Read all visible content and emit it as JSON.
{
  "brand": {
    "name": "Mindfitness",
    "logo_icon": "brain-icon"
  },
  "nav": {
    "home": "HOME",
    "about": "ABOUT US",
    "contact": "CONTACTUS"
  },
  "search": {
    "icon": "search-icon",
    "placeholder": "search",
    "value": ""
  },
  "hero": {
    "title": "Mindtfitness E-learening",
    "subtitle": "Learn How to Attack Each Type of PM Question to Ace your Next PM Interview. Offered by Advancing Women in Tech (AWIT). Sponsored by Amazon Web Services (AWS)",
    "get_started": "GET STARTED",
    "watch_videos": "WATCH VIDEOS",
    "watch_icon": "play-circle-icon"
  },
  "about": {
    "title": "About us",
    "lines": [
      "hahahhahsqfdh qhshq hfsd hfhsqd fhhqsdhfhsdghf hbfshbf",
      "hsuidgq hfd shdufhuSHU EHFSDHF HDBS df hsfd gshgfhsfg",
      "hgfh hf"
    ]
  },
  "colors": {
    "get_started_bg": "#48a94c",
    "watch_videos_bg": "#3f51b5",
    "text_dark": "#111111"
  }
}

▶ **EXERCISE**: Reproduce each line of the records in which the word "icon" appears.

▶ **EXERCISE RESPONSE**:
    "logo_icon": "brain-icon"
    "icon": "search-icon",
    "watch_icon": "play-circle-icon"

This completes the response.